Output every record exactly, and nothing more.
[Record excerpts]
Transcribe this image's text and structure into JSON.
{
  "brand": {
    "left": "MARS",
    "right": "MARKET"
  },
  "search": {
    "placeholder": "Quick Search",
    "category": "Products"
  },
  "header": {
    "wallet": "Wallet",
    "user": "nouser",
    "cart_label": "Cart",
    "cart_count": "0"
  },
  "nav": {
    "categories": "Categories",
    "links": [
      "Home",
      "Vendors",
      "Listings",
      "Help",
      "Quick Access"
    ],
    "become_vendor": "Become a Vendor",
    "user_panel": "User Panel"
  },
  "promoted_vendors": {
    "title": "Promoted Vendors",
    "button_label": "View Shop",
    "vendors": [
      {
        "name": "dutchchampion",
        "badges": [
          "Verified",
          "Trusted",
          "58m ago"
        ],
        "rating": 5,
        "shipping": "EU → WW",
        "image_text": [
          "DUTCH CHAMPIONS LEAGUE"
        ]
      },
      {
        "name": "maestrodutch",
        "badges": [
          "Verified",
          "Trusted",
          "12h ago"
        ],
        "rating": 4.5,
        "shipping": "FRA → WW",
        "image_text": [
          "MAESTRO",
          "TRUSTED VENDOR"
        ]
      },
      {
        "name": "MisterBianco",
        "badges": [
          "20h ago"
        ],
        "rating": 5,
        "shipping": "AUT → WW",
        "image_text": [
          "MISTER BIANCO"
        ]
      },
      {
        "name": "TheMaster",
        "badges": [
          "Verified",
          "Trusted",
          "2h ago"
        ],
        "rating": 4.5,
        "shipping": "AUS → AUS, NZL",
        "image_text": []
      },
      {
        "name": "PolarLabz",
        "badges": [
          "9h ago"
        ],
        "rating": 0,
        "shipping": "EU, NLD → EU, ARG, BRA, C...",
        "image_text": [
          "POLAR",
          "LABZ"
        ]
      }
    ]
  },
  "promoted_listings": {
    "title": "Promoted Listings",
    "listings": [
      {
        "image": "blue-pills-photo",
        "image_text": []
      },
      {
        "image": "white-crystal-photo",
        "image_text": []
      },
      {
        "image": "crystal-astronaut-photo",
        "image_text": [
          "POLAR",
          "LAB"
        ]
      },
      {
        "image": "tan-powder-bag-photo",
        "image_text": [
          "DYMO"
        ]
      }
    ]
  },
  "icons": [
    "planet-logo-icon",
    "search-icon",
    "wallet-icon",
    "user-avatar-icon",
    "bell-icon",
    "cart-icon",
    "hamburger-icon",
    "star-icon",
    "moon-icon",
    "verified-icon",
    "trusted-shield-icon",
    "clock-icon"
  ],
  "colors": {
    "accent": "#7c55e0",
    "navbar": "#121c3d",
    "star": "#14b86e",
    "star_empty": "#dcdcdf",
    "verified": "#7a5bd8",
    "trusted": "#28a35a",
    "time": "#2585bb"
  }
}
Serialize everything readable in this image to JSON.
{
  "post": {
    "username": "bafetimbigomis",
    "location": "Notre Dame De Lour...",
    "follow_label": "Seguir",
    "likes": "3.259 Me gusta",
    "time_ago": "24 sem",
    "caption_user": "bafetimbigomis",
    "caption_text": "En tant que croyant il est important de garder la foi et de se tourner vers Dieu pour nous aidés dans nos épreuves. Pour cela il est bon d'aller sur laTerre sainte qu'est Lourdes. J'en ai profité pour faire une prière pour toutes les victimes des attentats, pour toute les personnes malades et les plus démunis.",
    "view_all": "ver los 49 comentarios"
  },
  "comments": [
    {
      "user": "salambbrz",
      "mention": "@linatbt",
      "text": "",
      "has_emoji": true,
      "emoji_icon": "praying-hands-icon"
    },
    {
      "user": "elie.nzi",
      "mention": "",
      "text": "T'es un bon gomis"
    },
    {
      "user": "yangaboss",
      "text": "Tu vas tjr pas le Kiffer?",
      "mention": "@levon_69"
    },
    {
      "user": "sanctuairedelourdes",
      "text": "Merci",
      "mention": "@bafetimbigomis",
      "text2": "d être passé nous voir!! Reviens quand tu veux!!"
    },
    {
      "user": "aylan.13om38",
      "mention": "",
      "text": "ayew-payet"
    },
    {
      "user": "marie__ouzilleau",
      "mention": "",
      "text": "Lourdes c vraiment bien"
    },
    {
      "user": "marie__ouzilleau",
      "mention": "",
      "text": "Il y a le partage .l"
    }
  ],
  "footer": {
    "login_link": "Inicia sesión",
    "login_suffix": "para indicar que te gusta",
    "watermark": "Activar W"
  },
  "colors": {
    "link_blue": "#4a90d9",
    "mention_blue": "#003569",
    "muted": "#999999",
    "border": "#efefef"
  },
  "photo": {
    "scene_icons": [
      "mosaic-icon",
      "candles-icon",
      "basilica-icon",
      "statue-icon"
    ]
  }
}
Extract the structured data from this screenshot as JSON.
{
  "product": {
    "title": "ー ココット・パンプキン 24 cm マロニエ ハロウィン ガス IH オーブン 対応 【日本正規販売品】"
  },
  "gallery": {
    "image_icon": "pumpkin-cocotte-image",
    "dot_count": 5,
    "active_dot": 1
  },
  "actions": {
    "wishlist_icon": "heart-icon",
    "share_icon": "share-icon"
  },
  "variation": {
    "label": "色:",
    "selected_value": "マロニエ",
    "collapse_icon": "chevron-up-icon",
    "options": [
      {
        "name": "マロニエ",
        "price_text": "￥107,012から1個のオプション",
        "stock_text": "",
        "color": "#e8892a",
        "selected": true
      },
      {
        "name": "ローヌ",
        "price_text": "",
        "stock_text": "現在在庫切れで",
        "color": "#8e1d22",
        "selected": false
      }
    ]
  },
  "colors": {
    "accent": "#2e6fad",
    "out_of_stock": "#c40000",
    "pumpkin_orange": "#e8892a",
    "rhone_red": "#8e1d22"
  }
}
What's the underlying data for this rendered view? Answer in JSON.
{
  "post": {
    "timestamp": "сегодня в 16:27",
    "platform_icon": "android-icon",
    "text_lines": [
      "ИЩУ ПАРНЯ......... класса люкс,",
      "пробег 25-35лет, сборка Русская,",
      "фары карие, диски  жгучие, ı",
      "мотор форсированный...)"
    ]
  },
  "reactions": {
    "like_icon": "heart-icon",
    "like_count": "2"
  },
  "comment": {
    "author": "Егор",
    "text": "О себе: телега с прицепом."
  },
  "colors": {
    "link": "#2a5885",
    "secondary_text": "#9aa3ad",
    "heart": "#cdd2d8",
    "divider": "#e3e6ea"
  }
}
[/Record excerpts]
Response below.
Transcribe this image's text and structure into JSON.
{
  "brand": {
    "left": "MARS",
    "right": "MARKET"
  },
  "search": {
    "placeholder": "Quick Search",
    "category": "Products"
  },
  "header": {
    "wallet": "Wallet",
    "user": "nouser",
    "cart_label": "Cart",
    "cart_count": "0"
  },
  "nav": {
    "categories": "Categories",
    "links": [
      "Home",
      "Vendors",
      "Listings",
      "Help",
      "Quick Access"
    ],
    "become_vendor": "Become a Vendor",
    "user_panel": "User Panel"
  },
  "promoted_vendors": {
    "title": "Promoted Vendors",
    "button_label": "View Shop",
    "vendors": [
      {
        "name": "dutchchampion",
        "badges": [
          "Verified",
          "Trusted",
          "58m ago"
        ],
        "rating": 5,
        "shipping": "EU → WW",
        "image_text": [
          "DUTCH CHAMPIONS LEAGUE"
        ]
      },
      {
        "name": "maestrodutch",
        "badges": [
          "Verified",
          "Trusted",
          "12h ago"
        ],
        "rating": 4.5,
        "shipping": "FRA → WW",
        "image_text": [
          "MAESTRO",
          "TRUSTED VENDOR"
        ]
      },
      {
        "name": "MisterBianco",
        "badges": [
          "20h ago"
        ],
        "rating": 5,
        "shipping": "AUT → WW",
        "image_text": [
          "MISTER BIANCO"
        ]
      },
      {
        "name": "TheMaster",
        "badges": [
          "Verified",
          "Trusted",
          "2h ago"
        ],
        "rating": 4.5,
        "shipping": "AUS → AUS, NZL",
        "image_text": []
      },
      {
        "name": "PolarLabz",
        "badges": [
          "9h ago"
        ],
        "rating": 0,
        "shipping": "EU, NLD → EU, ARG, BRA, C...",
        "image_text": [
          "POLAR",
          "LABZ"
        ]
      }
    ]
  },
  "promoted_listings": {
    "title": "Promoted Listings",
    "listings": [
      {
        "image": "blue-pills-photo",
        "image_text": []
      },
      {
        "image": "white-crystal-photo",
        "image_text": []
      },
      {
        "image": "crystal-astronaut-photo",
        "image_text": [
          "POLAR",
          "LAB"
        ]
      },
      {
        "image": "tan-powder-bag-photo",
        "image_text": [
          "DYMO"
        ]
      }
    ]
  },
  "icons": [
    "planet-logo-icon",
    "search-icon",
    "wallet-icon",
    "user-avatar-icon",
    "bell-icon",
    "cart-icon",
    "hamburger-icon",
    "star-icon",
    "moon-icon",
    "verified-icon",
    "trusted-shield-icon",
    "clock-icon"
  ],
  "colors": {
    "accent": "#7c55e0",
    "navbar": "#121c3d",
    "star": "#14b86e",
    "star_empty": "#dcdcdf",
    "verified": "#7a5bd8",
    "trusted": "#28a35a",
    "time": "#2585bb"
  }
}
Serialize everything readable in this image to JSON.
{
  "post": {
    "username": "bafetimbigomis",
    "location": "Notre Dame De Lour...",
    "follow_label": "Seguir",
    "likes": "3.259 Me gusta",
    "time_ago": "24 sem",
    "caption_user": "bafetimbigomis",
    "caption_text": "En tant que croyant il est important de garder la foi et de se tourner vers Dieu pour nous aidés dans nos épreuves. Pour cela il est bon d'aller sur laTerre sainte qu'est Lourdes. J'en ai profité pour faire une prière pour toutes les victimes des attentats, pour toute les personnes malades et les plus démunis.",
    "view_all": "ver los 49 comentarios"
  },
  "comments": [
    {
      "user": "salambbrz",
      "mention": "@linatbt",
      "text": "",
      "has_emoji": true,
      "emoji_icon": "praying-hands-icon"
    },
    {
      "user": "elie.nzi",
      "mention": "",
      "text": "T'es un bon gomis"
    },
    {
      "user": "yangaboss",
      "text": "Tu vas tjr pas le Kiffer?",
      "mention": "@levon_69"
    },
    {
      "user": "sanctuairedelourdes",
      "text": "Merci",
      "mention": "@bafetimbigomis",
      "text2": "d être passé nous voir!! Reviens quand tu veux!!"
    },
    {
      "user": "aylan.13om38",
      "mention": "",
      "text": "ayew-payet"
    },
    {
      "user": "marie__ouzilleau",
      "mention": "",
      "text": "Lourdes c vraiment bien"
    },
    {
      "user": "marie__ouzilleau",
      "mention": "",
      "text": "Il y a le partage .l"
    }
  ],
  "footer": {
    "login_link": "Inicia sesión",
    "login_suffix": "para indicar que te gusta",
    "watermark": "Activar W"
  },
  "colors": {
    "link_blue": "#4a90d9",
    "mention_blue": "#003569",
    "muted": "#999999",
    "border": "#efefef"
  },
  "photo": {
    "scene_icons": [
      "mosaic-icon",
      "candles-icon",
      "basilica-icon",
      "statue-icon"
    ]
  }
}
Extract the structured data from this screenshot as JSON.
{
  "product": {
    "title": "ー ココット・パンプキン 24 cm マロニエ ハロウィン ガス IH オーブン 対応 【日本正規販売品】"
  },
  "gallery": {
    "image_icon": "pumpkin-cocotte-image",
    "dot_count": 5,
    "active_dot": 1
  },
  "actions": {
    "wishlist_icon": "heart-icon",
    "share_icon": "share-icon"
  },
  "variation": {
    "label": "色:",
    "selected_value": "マロニエ",
    "collapse_icon": "chevron-up-icon",
    "options": [
      {
        "name": "マロニエ",
        "price_text": "￥107,012から1個のオプション",
        "stock_text": "",
        "color": "#e8892a",
        "selected": true
      },
      {
        "name": "ローヌ",
        "price_text": "",
        "stock_text": "現在在庫切れで",
        "color": "#8e1d22",
        "selected": false
      }
    ]
  },
  "colors": {
    "accent": "#2e6fad",
    "out_of_stock": "#c40000",
    "pumpkin_orange": "#e8892a",
    "rhone_red": "#8e1d22"
  }
}
What's the underlying data for this rendered view? Answer in JSON.
{
  "post": {
    "timestamp": "сегодня в 16:27",
    "platform_icon": "android-icon",
    "text_lines": [
      "ИЩУ ПАРНЯ......... класса люкс,",
      "пробег 25-35лет, сборка Русская,",
      "фары карие, диски  жгучие, ı",
      "мотор форсированный...)"
    ]
  },
  "reactions": {
    "like_icon": "heart-icon",
    "like_count": "2"
  },
  "comment": {
    "author": "Егор",
    "text": "О себе: телега с прицепом."
  },
  "colors": {
    "link": "#2a5885",
    "secondary_text": "#9aa3ad",
    "heart": "#cdd2d8",
    "divider": "#e3e6ea"
  }
}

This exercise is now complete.